Input for this task
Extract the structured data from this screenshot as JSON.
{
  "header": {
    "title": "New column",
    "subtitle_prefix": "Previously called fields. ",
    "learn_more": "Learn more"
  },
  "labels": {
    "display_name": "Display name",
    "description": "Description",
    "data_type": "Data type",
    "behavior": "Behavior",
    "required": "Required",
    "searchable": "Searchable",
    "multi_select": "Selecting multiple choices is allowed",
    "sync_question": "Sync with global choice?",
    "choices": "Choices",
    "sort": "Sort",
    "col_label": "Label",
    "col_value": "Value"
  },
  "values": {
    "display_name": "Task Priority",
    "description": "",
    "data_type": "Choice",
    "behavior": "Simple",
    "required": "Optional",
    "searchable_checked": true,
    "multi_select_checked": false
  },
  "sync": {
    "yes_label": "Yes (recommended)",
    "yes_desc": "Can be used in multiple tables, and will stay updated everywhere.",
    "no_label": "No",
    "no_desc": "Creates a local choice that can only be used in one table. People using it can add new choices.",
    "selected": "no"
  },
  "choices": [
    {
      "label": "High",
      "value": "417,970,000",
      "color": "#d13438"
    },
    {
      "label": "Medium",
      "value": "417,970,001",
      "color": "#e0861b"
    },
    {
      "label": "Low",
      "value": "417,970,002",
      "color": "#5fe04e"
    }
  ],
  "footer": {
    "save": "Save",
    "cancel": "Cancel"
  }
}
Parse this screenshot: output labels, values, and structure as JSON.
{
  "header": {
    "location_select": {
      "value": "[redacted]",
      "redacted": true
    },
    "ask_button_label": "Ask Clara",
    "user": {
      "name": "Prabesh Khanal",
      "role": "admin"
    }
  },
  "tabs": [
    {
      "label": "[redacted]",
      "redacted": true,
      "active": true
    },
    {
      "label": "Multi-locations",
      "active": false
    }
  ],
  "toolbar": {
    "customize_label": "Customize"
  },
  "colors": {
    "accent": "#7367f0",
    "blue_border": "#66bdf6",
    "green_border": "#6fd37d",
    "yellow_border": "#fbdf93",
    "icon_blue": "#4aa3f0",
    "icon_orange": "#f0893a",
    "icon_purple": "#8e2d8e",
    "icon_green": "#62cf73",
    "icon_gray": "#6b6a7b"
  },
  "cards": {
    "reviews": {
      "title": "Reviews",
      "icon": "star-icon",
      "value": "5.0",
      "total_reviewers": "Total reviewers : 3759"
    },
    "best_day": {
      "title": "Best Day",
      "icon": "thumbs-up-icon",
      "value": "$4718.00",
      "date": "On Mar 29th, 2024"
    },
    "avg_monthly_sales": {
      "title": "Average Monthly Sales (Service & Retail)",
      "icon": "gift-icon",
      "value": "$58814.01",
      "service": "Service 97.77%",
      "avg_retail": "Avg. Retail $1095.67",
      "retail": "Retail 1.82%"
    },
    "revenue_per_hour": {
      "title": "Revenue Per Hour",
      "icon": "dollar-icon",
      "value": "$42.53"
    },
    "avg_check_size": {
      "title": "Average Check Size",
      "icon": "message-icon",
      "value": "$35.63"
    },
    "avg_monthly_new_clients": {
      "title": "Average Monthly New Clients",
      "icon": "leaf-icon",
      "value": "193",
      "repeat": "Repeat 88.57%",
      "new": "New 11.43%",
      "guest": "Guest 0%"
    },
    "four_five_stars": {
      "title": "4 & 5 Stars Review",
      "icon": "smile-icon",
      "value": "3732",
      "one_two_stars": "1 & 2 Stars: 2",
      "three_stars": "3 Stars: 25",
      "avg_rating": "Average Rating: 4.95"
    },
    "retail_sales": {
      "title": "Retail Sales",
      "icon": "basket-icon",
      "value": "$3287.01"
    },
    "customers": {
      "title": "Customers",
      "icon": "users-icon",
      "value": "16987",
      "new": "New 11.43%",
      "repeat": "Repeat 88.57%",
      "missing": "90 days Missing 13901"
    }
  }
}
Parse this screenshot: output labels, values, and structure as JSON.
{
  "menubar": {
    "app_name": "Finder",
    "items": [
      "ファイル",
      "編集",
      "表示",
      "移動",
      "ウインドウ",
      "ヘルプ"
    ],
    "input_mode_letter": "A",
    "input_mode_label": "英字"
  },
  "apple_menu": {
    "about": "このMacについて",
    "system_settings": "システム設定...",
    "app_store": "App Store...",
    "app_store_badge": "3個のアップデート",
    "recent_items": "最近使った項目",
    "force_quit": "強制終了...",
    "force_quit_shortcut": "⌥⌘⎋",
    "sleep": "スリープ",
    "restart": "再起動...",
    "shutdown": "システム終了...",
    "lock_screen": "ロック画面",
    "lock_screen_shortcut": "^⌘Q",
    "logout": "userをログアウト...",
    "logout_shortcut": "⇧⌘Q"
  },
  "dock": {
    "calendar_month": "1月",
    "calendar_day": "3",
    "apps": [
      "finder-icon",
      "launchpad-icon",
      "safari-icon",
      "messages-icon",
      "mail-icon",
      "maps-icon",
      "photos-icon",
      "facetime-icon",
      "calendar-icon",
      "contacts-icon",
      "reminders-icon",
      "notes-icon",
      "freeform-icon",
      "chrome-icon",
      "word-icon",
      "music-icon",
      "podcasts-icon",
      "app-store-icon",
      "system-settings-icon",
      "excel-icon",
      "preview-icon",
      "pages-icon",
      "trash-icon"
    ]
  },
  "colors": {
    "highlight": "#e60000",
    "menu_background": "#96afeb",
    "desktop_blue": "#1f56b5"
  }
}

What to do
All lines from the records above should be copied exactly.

Response area
Extract the structured data from this screenshot as JSON.
{
  "header": {
    "title": "New column",
    "subtitle_prefix": "Previously called fields. ",
    "learn_more": "Learn more"
  },
  "labels": {
    "display_name": "Display name",
    "description": "Description",
    "data_type": "Data type",
    "behavior": "Behavior",
    "required": "Required",
    "searchable": "Searchable",
    "multi_select": "Selecting multiple choices is allowed",
    "sync_question": "Sync with global choice?",
    "choices": "Choices",
    "sort": "Sort",
    "col_label": "Label",
    "col_value": "Value"
  },
  "values": {
    "display_name": "Task Priority",
    "description": "",
    "data_type": "Choice",
    "behavior": "Simple",
    "required": "Optional",
    "searchable_checked": true,
    "multi_select_checked": false
  },
  "sync": {
    "yes_label": "Yes (recommended)",
    "yes_desc": "Can be used in multiple tables, and will stay updated everywhere.",
    "no_label": "No",
    "no_desc": "Creates a local choice that can only be used in one table. People using it can add new choices.",
    "selected": "no"
  },
  "choices": [
    {
      "label": "High",
      "value": "417,970,000",
      "color": "#d13438"
    },
    {
      "label": "Medium",
      "value": "417,970,001",
      "color": "#e0861b"
    },
    {
      "label": "Low",
      "value": "417,970,002",
      "color": "#5fe04e"
    }
  ],
  "footer": {
    "save": "Save",
    "cancel": "Cancel"
  }
}
Parse this screenshot: output labels, values, and structure as JSON.
{
  "header": {
    "location_select": {
      "value": "[redacted]",
      "redacted": true
    },
    "ask_button_label": "Ask Clara",
    "user": {
      "name": "Prabesh Khanal",
      "role": "admin"
    }
  },
  "tabs": [
    {
      "label": "[redacted]",
      "redacted": true,
      "active": true
    },
    {
      "label": "Multi-locations",
      "active": false
    }
  ],
  "toolbar": {
    "customize_label": "Customize"
  },
  "colors": {
    "accent": "#7367f0",
    "blue_border": "#66bdf6",
    "green_border": "#6fd37d",
    "yellow_border": "#fbdf93",
    "icon_blue": "#4aa3f0",
    "icon_orange": "#f0893a",
    "icon_purple": "#8e2d8e",
    "icon_green": "#62cf73",
    "icon_gray": "#6b6a7b"
  },
  "cards": {
    "reviews": {
      "title": "Reviews",
      "icon": "star-icon",
      "value": "5.0",
      "total_reviewers": "Total reviewers : 3759"
    },
    "best_day": {
      "title": "Best Day",
      "icon": "thumbs-up-icon",
      "value": "$4718.00",
      "date": "On Mar 29th, 2024"
    },
    "avg_monthly_sales": {
      "title": "Average Monthly Sales (Service & Retail)",
      "icon": "gift-icon",
      "value": "$58814.01",
      "service": "Service 97.77%",
      "avg_retail": "Avg. Retail $1095.67",
      "retail": "Retail 1.82%"
    },
    "revenue_per_hour": {
      "title": "Revenue Per Hour",
      "icon": "dollar-icon",
      "value": "$42.53"
    },
    "avg_check_size": {
      "title": "Average Check Size",
      "icon": "message-icon",
      "value": "$35.63"
    },
    "avg_monthly_new_clients": {
      "title": "Average Monthly New Clients",
      "icon": "leaf-icon",
      "value": "193",
      "repeat": "Repeat 88.57%",
      "new": "New 11.43%",
      "guest": "Guest 0%"
    },
    "four_five_stars": {
      "title": "4 & 5 Stars Review",
      "icon": "smile-icon",
      "value": "3732",
      "one_two_stars": "1 & 2 Stars: 2",
      "three_stars": "3 Stars: 25",
      "avg_rating": "Average Rating: 4.95"
    },
    "retail_sales": {
      "title": "Retail Sales",
      "icon": "basket-icon",
      "value": "$3287.01"
    },
    "customers": {
      "title": "Customers",
      "icon": "users-icon",
      "value": "16987",
      "new": "New 11.43%",
      "repeat": "Repeat 88.57%",
      "missing": "90 days Missing 13901"
    }
  }
}
Parse this screenshot: output labels, values, and structure as JSON.
{
  "menubar": {
    "app_name": "Finder",
    "items": [
      "ファイル",
      "編集",
      "表示",
      "移動",
      "ウインドウ",
      "ヘルプ"
    ],
    "input_mode_letter": "A",
    "input_mode_label": "英字"
  },
  "apple_menu": {
    "about": "このMacについて",
    "system_settings": "システム設定...",
    "app_store": "App Store...",
    "app_store_badge": "3個のアップデート",
    "recent_items": "最近使った項目",
    "force_quit": "強制終了...",
    "force_quit_shortcut": "⌥⌘⎋",
    "sleep": "スリープ",
    "restart": "再起動...",
    "shutdown": "システム終了...",
    "lock_screen": "ロック画面",
    "lock_screen_shortcut": "^⌘Q",
    "logout": "userをログアウト...",
    "logout_shortcut": "⇧⌘Q"
  },
  "dock": {
    "calendar_month": "1月",
    "calendar_day": "3",
    "apps": [
      "finder-icon",
      "launchpad-icon",
      "safari-icon",
      "messages-icon",
      "mail-icon",
      "maps-icon",
      "photos-icon",
      "facetime-icon",
      "calendar-icon",
      "contacts-icon",
      "reminders-icon",
      "notes-icon",
      "freeform-icon",
      "chrome-icon",
      "word-icon",
      "music-icon",
      "podcasts-icon",
      "app-store-icon",
      "system-settings-icon",
      "excel-icon",
      "preview-icon",
      "pages-icon",
      "trash-icon"
    ]
  },
  "colors": {
    "highlight": "#e60000",
    "menu_background": "#96afeb",
    "desktop_blue": "#1f56b5"
  }
}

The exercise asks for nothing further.